Material supplied:
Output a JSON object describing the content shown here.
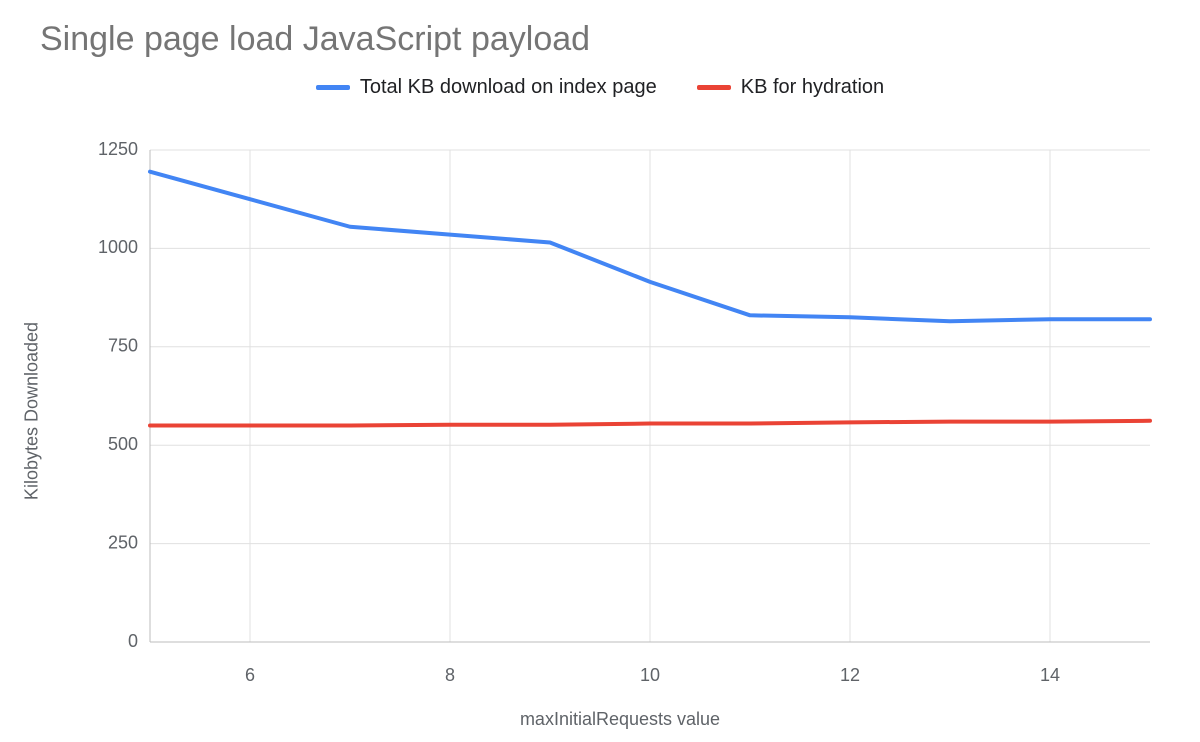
{
  "title": "Single page load JavaScript payload",
  "legend": {
    "series0": "Total KB download on index page",
    "series1": "KB for hydration"
  },
  "xlabel": "maxInitialRequests value",
  "ylabel": "Kilobytes Downloaded",
  "chart_data": {
    "type": "line",
    "xlabel": "maxInitialRequests value",
    "ylabel": "Kilobytes Downloaded",
    "title": "Single page load JavaScript payload",
    "x": [
      5,
      6,
      7,
      8,
      9,
      10,
      11,
      12,
      13,
      14,
      15
    ],
    "series": [
      {
        "name": "Total KB download on index page",
        "color": "#4285f4",
        "values": [
          1195,
          1125,
          1055,
          1035,
          1015,
          915,
          830,
          825,
          815,
          820,
          820
        ]
      },
      {
        "name": "KB for hydration",
        "color": "#ea4335",
        "values": [
          550,
          550,
          550,
          552,
          552,
          555,
          555,
          558,
          560,
          560,
          562
        ]
      }
    ],
    "xlim": [
      5,
      15
    ],
    "ylim": [
      0,
      1250
    ],
    "yticks": [
      0,
      250,
      500,
      750,
      1000,
      1250
    ],
    "xticks": [
      6,
      8,
      10,
      12,
      14
    ],
    "grid": true,
    "legend_position": "top"
  }
}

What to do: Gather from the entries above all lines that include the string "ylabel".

Written response:
  "ylabel": "Kilobytes Downloaded",
    "ylabel": "Kilobytes Downloaded",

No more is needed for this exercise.